I have been using a bullet journal -actually, 2 bullet journals – for many months now, and I love how they have increased my organization and productivity. But, I have a dirty little secret – I am still using a regular planner, too. Why am I using a bullet journal AND planner?
I have written before about the many ways that I use my bullet journals, from to-do lists, to financial planning, to sketching and, yes, even journalling. But one aspect I was never able to successfully incorporate was future planning. I am 100% self-employed, and do hair part-time. This means I have to be able to book appointments, sometimes months into the future. I also, legally, have to keep a record of those appointments for 3 years. Last year I used an Erin Condren planner as my salon appointment book, as well as my personal planner. This worked really well, but when I discovered the bullet journal, I loved it so much I wanted to incorporate that, too. So, I use a planner and bullet journal.
I almost felt a weird sort of guilt when I continued to use and Erin Condren planner for the salon. Like I was a sell-out bullet-journaler because I still liked my planner. But, I have found, as my friend Mandee calls it, planner peace by using both methods, If you have struggled with transitioning completely out of a traditional planner, you may want to rethink ditching it.
How I Use My Erin Condren Planner
This year I am using an Erin Condren horizontal style planner, which has been a bit of a learning curve. I have used the vertical layout in the past, but was tempted by the additional writing space of a horizontal. I keep all of my salon appointments in the box on the left. I also track any personal appointments, or events that would prevent me from being able to work here, so I don’t end up double-booking myself somewhere.
I notate any and all expenses connected to my salon in this planner, and then tuck the receipts in the back pocket until I can file them. I use this planner for all of my future planning. I also track bills due on the monthly calendar, although since I perfected my financial layouts in my bullet journal, I may do away with this.
I do some minimal decorating in my Erin Condren. A little washi, some stamps, and a doodle here and there. I definitely don’t go overboard in this area, but a little color never hurt anyone.
How I Use My Bullet Journals
I use my bullet journal as a notebook, a planner, a habit tracker, a financial tracker, a sketchbook, a brain dump, and many other things. My personal bullet journal goes with me everywhere, and keeps a lot of pertinent information in one place. I jot down grocery lists, quotes, phone numbers, notes from meetings … This has eliminated keeping too many notebooks on hand, and not having the right information with me at the right time.
I have been using the same Leuchtturm 1917 notebook since the beginning of the year, and I am not quite 1/3 of the way through it, so I see myself needing 2 notebooks per year. There are a few pages I will copy from notebook to notebook, but I find the repetition to be helpful.
In my blog bullet journal I track expenses and income, due dates, my editorial calendar, blog post ideas, etc. I keep a running list of blogs and sites I like to share from, as well as a daily to-do list of blog-related tasks. I keep this journal pretty on-topic, and keep my daily spreads fairly abbreviated, so I think one notebook will last me for at least a year.
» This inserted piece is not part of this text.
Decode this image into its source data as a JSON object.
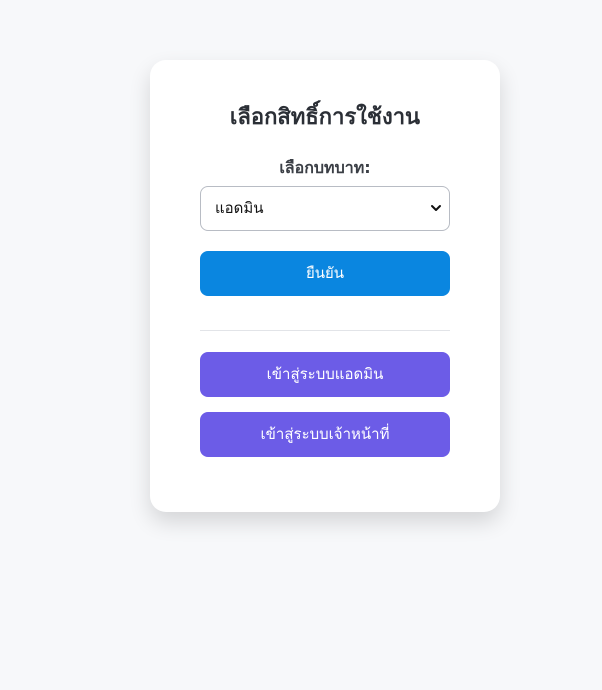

Using Multiple Planners/Journals
One of the comments I hear frequently is, “I can barely keep up with one journal, let alone several!” If you are considering keeping more than one journal and or planner, I have a few tips. First, make sure that there is an actual necessity for more than one. Since I own several businesses, it is helpful for me to compartmentalize. Most people don’t own their own business, let alone several, so most of their interests and activities could probably be kept in one. But, I think most people who are employed could probably see the benefit of keeping a planner and bullet journal.
Secondly, keep it simple. I don’t do a lot of elaborate doodling in my blog journal, and I don’t write the same things down in my Erin Condren that I do in my personal bullet journal. Each planner and journal has a specific purpose, and I use it to that end. Every morning I sit down for a few minutes and go over each day, and add what I need to. I take some time on the weekend to do any decorating or forward planning, as well as to look over the previous week and recap. This ritual is not only relaxing to me, but very constructive because it helps me to commit my schedule and to-do’s to memory.
If you find your planning ritual to be stressful, or feel like you need to schedule time to plan, you’re doing it wrong. Make the system work for you, and don’t feel like your journal or planner has to look exactly like someone else’s.
My personal bullet journal comes with me 90% of the time when I leave the house, because it has so many of my to-do’s and lists in it. My Erin Condren planner only comes with me when I am going to the salon. I used to carry it with me everywhere, and then I would end up booking appointments in the middle of the grocery store or school concert. Boundaries are good things. My blog planner stays at home in my desk, because that is the only place I need or use it.
If you are interested in purchasing an Erin Condren planner, click here for my referral link which will give you $10 off your first purchase. This is the Leuchtturm1917 notebook I use for my bullet journals. If you would like to read more about my planner you can click here,